As its name suggests, simple and homely Koldunine specialises in koldunai, ravioli-like dumplings which are basically the Lithuanian version of Polish pierogi or Russian pelmeni. I popped in for lunch and tried koldunai filled with potato, which were much tastier than they sound. The service was quick and friendly, and if I had more time in Vilnius, I would have definitely gone back. Koldunai is not a gourmet restaurant, but it’s a good option for lunch or when you’ve built up an appetite after sightseeing. The food is tasty and authentic, and doesn’t cost much either.
Savičiaus g. 6,
+370 679 26259
Google map: bit.ly/U5X4gW
Coffee Inn is ubiquitous in Vilnius (and in Riga too), and I stopped by a few times. I really enjoyed the coffee and filling hot chocolate, and the small range of snacks included cheesecake, which was some of the best I’ve ever eaten. Coffee Inn was reasonably priced, and the staff were friendly.

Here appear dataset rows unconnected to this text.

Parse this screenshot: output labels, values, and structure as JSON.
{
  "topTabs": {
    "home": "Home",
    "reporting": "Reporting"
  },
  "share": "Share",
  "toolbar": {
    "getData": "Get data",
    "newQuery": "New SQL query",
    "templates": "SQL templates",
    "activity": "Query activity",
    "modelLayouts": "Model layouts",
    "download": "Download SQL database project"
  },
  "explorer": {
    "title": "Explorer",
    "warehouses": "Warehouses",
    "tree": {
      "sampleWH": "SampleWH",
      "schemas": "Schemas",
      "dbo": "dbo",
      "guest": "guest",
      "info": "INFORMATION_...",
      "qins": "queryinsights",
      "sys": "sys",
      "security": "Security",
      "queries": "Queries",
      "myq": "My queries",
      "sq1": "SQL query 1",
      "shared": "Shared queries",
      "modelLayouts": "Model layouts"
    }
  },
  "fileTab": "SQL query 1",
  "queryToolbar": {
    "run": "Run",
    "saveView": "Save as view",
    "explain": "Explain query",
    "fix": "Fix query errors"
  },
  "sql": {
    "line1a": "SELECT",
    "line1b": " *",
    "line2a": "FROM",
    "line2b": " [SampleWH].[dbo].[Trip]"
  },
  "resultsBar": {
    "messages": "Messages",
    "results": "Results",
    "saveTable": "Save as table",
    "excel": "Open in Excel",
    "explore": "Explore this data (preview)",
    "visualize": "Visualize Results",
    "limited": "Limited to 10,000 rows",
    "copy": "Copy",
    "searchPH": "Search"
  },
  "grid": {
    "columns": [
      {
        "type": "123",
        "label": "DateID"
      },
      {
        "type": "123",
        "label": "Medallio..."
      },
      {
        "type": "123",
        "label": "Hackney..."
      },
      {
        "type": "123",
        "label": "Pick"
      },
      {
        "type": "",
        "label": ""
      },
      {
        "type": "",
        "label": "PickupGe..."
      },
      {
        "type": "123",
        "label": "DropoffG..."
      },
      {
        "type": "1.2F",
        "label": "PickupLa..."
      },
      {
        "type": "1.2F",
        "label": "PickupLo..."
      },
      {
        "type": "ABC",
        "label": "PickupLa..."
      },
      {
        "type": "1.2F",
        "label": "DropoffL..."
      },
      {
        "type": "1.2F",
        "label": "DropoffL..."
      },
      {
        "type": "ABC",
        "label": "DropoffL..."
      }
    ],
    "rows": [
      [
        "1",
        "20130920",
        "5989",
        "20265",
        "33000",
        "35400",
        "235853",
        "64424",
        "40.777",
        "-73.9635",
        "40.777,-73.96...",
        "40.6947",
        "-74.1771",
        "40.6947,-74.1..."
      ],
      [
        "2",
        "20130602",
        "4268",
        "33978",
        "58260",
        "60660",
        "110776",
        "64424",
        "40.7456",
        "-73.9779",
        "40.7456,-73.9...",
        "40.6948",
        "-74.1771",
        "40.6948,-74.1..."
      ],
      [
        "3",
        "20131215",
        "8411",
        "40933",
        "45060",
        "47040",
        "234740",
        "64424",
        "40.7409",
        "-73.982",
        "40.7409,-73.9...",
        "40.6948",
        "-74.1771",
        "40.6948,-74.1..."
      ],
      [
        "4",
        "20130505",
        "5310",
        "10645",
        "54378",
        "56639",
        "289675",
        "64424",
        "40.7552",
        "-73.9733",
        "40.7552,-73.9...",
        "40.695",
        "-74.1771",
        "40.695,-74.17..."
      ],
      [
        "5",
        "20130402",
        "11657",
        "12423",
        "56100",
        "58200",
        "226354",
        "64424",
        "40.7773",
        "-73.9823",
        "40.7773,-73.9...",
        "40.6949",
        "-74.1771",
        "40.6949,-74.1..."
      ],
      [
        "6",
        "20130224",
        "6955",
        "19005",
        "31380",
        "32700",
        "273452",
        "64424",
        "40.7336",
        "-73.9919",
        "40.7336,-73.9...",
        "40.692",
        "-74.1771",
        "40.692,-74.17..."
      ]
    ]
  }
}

While I instinctively prefer individually-owned coffee shops, this establishment seemed a bit more than just another you-could-be-anywhere chain. For example, I visited two branches in Vilnius (and two in Riga), and each one was different. Most had a random assortment of very comfy, mismatched chairs, and some had a small but diverse collection of books, which you could read at large tables, giving the coffee shops a slightly Bohemian feel. And the branch at Gedimino 2 is actually inside a bookshop. A good place for a quick stop-off, but equally good if you’re in no hurry.
Branches throughout Vilnius including at Gedimino pr. 2, Pilies g. 3 and Vokiečių g. 18
Be sure to visit the only synagogue in Vilnius and also the Jewish Museum about a mile away on the same street, where there is a room dedicated to the Righteous Gentiles. Before WW2 there were over 100 synagogues, and now there is only one.
The National Gallery of Art in Vilnius is one of my favourites. Housed in a contemporary building on the bank of the River Neris, it traces the history of modern Lithuania through art. There is no forgotten Picasso or must-see Monet here to distract you, all the permanent works are 20th and 21st century Lithuanian. A combination of paintings, photography, installations, video and graphic art combine to show the effects that World War II, Soviet occupation, the Cold War and revolution had on art, and the Lithuanian people. There’s some really good stuff here, and all for 6 litas (£1.50).
Send your feedback or queries to firstname.lastname@example.org
Search Been there
Your tips about Vilnius